There is a cool class coming up in Durham for those of you who really want to go whole hog (or have a meat cleaver fetish) and learn how to butcher one. Only a couple of spots left in this June 27th class so sign up soon. On the other hand, if you think the whole (hog) is greater than the sum of its (pork) parts, you could skip the class and just put the whole hog on the cooker like they do in Eastern NC.
Southern Living, that bastion of southern culture as viewed through a sometimes snooty lens (a monacle?) is in its best down home mode with a “‘cue awards” feature, which is available for free online. North Carolina is well represented, as it should be, including in the cover page video that highlights Sam Jones of the Skylight Inn’s family dynasty as well as legendary pitmaster Ed Mitchell.
Features include “The South’s Best Butt,” which gives props to Allen & Son, Bunn’s, Jimmy’s, Lexington #1, and Red Bridges; my only real quibble with that list is that focusing on butts (shoulders, really) rules out all the great whole hog places down east, but at least they didn’t confuse butts and full hogs. On a low note, only one North Carolina sauce made the Southern Living best of list, and it’s from, gulp, Cary. It’s a shame that they didn’t include any NC classics; Scott’s sauce would have been worthy of inclusion, among others.
Another feature worth a chuckle is the barbecue personality test. Porky LeSwine scored a “Pitmaster,” which may be a bit of a stretch but reflects my barbecue fundamentalism. I’m not sure if “yankee” is another possible test result, though I sure hope so. Anyone willing to slander yourself?
There’s quite a bit of other content within the main ‘cue awards page, so you have my permission to leave BBQJew.com to browse awhile.
For those of you still living in the past–as past when Hillsborough Hog Day took place in late June–remember that the event moved to May as of last year… and will be held THIS weekend. The festivities kick off Friday night in suddenly almost-hip historic downtown Hillsborough, and the main shindig is on Saturday. Visit the website for details:
. Sure, the food is a bunch of mediocre, primarily gas-cooked swine, but it’s damn fun anyway so check it out. And don’t feel too bad if you pass on the BBQ sandwiches in favor of a giant turkey leg, gyro or other carnival food staple… or if you want some real, wood-cooked BBQ then make a short side trip to the Hillsborough BBQ Company just a few blocks west of the festival.
Hey North Carolinians, today is primary election day. Get off your duff, put the smart phone down and drive to your local polling place (heck, catch a bus, bike or walk if you like, just get there). I try not to mix politics with BBQ, so I’ll refrain from making any statements about who you should vote for or what you should vote AGAINST (ahem). All I’ll say is that our democracy is a pretty damn great system, despite its flaws, so don’t take it for granted. It’s like wood-cooked pork barbecue–take it for granted and it may disappear forever.
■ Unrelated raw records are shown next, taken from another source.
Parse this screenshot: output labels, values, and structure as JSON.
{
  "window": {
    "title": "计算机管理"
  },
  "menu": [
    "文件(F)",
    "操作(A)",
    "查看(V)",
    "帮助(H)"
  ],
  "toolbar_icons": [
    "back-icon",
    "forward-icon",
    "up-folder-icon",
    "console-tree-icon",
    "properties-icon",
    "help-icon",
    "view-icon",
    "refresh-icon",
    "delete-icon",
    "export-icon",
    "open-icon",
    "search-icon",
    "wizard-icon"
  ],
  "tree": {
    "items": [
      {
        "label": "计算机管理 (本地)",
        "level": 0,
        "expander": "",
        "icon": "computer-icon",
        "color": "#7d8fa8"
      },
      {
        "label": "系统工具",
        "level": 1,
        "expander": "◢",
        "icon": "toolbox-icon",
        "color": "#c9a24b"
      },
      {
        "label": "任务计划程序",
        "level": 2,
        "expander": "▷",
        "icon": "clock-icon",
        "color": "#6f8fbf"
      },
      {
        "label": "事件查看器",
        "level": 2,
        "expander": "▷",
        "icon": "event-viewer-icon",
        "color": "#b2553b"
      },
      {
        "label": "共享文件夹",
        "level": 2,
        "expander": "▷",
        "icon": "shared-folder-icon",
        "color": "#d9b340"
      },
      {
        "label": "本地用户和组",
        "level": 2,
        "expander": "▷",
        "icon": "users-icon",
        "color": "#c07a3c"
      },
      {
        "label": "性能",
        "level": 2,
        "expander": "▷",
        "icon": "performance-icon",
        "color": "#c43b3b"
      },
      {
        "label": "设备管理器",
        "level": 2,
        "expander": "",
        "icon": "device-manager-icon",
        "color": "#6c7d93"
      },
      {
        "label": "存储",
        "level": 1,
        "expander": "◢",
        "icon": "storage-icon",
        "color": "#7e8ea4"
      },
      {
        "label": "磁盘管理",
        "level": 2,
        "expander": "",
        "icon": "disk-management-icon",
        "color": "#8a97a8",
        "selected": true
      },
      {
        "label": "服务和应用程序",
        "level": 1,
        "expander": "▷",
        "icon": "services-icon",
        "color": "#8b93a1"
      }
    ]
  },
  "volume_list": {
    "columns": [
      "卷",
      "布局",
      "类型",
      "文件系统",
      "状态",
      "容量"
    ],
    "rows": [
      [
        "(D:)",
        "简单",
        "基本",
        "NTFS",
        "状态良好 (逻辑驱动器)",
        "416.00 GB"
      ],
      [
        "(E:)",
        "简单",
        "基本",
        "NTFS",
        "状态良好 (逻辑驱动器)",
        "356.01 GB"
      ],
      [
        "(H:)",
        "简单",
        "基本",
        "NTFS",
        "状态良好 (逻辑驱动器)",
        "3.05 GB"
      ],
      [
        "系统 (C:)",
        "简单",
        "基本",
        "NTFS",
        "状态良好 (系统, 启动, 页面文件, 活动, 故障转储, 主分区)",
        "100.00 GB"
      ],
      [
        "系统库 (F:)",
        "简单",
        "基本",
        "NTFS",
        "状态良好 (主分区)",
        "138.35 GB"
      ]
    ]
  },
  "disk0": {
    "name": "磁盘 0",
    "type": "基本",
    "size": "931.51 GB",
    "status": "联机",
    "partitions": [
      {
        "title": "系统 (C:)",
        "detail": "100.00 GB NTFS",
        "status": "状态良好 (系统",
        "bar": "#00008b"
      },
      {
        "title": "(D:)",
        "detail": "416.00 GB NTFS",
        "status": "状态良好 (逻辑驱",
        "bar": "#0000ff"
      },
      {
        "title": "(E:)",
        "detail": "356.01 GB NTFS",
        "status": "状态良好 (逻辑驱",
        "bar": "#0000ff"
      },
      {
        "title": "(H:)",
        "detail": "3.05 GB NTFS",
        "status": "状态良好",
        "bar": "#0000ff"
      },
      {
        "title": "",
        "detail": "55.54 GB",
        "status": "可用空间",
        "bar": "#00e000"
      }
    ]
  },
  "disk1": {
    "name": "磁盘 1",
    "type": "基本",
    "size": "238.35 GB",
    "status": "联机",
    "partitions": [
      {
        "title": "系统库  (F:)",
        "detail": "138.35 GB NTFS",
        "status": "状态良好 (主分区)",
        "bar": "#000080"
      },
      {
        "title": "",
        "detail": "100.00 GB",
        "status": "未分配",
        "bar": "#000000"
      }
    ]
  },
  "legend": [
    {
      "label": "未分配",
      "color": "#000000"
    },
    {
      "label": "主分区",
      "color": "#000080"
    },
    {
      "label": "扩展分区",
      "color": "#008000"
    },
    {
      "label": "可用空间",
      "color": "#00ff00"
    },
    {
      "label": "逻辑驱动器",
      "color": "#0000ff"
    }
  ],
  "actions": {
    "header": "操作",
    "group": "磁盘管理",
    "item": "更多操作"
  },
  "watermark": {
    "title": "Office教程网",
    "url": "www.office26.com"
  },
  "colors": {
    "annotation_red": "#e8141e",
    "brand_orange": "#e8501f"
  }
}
If a friend had told me about a new BBQ joint in Wake Forest that cooks over wood coals and is run by Keith Allen’s next door neighbor, I’d have replied one of two ways: “Hmm, that is a weird dream” or “Have you been drinking again?” But when I read about such a restaurant in the News & Observer recently, I took it more seriously.
Evidently, there really is a new barbecue joint in Wake Forest that cooks with hickory and oak (gas-free, thank you very much). And it really is run by a neighbor of legendary pitmaster Keith Allen of Chapel Hill’s Allen & Son, which is one of the best ‘cue spots on the planet. I’m not sure that photosynthesis works with pitmasters, so I can’t figure out if Keith Allen’s special BBQ sunshine will help grow a neighbor into a great pitman, but I’m willing to test that theory. I’ll be headed to Fire Pit BBQ soon, and I hope you do the same.